[Records from a collection]
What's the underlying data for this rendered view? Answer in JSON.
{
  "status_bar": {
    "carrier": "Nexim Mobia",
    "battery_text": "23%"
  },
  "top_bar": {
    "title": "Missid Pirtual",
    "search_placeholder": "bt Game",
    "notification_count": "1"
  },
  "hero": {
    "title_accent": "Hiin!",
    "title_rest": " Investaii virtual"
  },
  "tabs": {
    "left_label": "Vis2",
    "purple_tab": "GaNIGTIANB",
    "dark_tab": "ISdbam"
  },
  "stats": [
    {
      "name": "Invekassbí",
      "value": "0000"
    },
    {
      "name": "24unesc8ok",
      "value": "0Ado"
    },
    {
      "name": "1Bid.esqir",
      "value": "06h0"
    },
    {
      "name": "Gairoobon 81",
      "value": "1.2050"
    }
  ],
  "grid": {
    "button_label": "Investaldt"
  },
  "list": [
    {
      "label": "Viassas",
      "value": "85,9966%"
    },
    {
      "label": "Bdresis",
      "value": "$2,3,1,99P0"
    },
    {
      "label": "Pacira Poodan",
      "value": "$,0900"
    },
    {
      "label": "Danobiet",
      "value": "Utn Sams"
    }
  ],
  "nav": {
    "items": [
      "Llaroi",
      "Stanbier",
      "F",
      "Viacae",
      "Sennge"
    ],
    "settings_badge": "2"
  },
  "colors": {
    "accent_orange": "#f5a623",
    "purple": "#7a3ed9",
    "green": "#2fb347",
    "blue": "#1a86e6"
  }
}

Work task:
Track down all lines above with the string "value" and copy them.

Task solution:
      "value": "0000"
      "value": "0Ado"
      "value": "06h0"
      "value": "1.2050"
      "value": "85,9966%"
      "value": "$2,3,1,99P0"
      "value": "$,0900"
      "value": "Utn Sams"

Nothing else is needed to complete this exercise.